Secret Smithsonian Adventures: The Wrong Wrights.
Written By Chris Kientz & Steve Hockensmith
Illustrated and Colored by Lee Nielsen
Assistant Coloring by Keil Hunka
Lettering by Delaney LaGrange
Original Research by Anthony Bellotti
For Children (& Curious Adults)
Reviewed by Hafsa Alkhudairi
What better way to introduce history to a new generation then by presenting a comic that is trying to correct history? This is reminiscent of Mr. Peabody or Little Einsteins and other cartoons. This may not been a new idea or format of history telling but it is compelling for the demographic they are aiming for. I love this type of stories but I always felt that they lacked an accurate historical breakdown after the adventure. This is what makes this novel so different! There is a final summary of the correct history at the end of the story. Also, there is a pun in the tittle!
What are you suppose to do if history changes and you and your classmates are the only ones who know about it? You fix it, obviously! The Wrong Wrights is intriguing because it depends on the innovation of the children, their analysis, and their creativity. Although at times they seem innocent, they are not gullible and are worldlier than the average child. Unlike many stories that has the correct history, the children are not geniuses or depending on a genius to help but they depend on their passions. This makes the narrative more fun to read and more interesting to experience. They are not totally alone; they have a guiding hand that does not disrupt the children’s findings. Top that off with diverse characters, interests and equal treatment, the readers of The Wrong Wrights will feel that they can relate to the story no matter who they are and what their experiences are.
The experience of the story is always enhanced by the art in a graphic novel. The art in The Wrong Wrights is a marriage of Disney-esque styling and propaganda posters (examples). The marriage has an amazing affect on the story. The style has an innocence and childish wonder, which is perfect for children’s books. It also emphasizes the idea that there is an exploration of history and an idealism of the American life. Combine those sentiments with beautiful imagery of the buildings and scenery throughout time and the reader gets an idea of the era and the landscape of the time portrayed. It even gives the reader a sense of where the story is taking place. It was an interesting experience of seeing art meets time.

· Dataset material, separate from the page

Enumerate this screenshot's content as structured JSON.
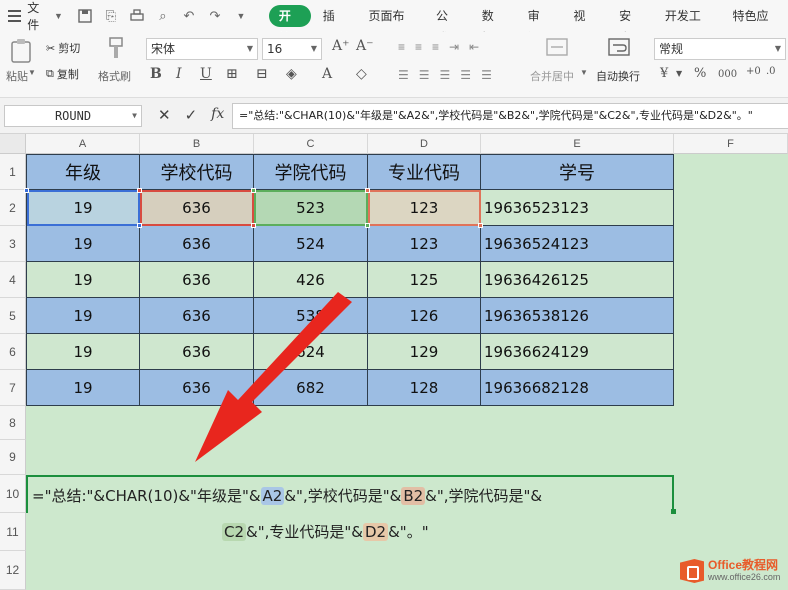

The graphic novel is a small piece with the typical structured panels. The Wrong Wrights is easy to read and follow perfect for children’s literature. The story is complex at times but quickly explained and summarized for the reader. It maintains that this is a work of fiction using history as a platform.
Buy it for your kids, not for you. The story is fun to read and interesting but as an adult the correct history page would probably satisfy you. The children are those who would benefit the most and learn the most from the experience. It shines for its simplicity that matches the target market’s capabilities and it’s great for story time. The Wrong Wrights is intriguing, fun and educational as a story. The art is great for the medium and the piece. Also, if you don’t actually know the historical story, it would be a great experience to read this with your children!
Grab your kid and have fun reading The Wrong Wrights!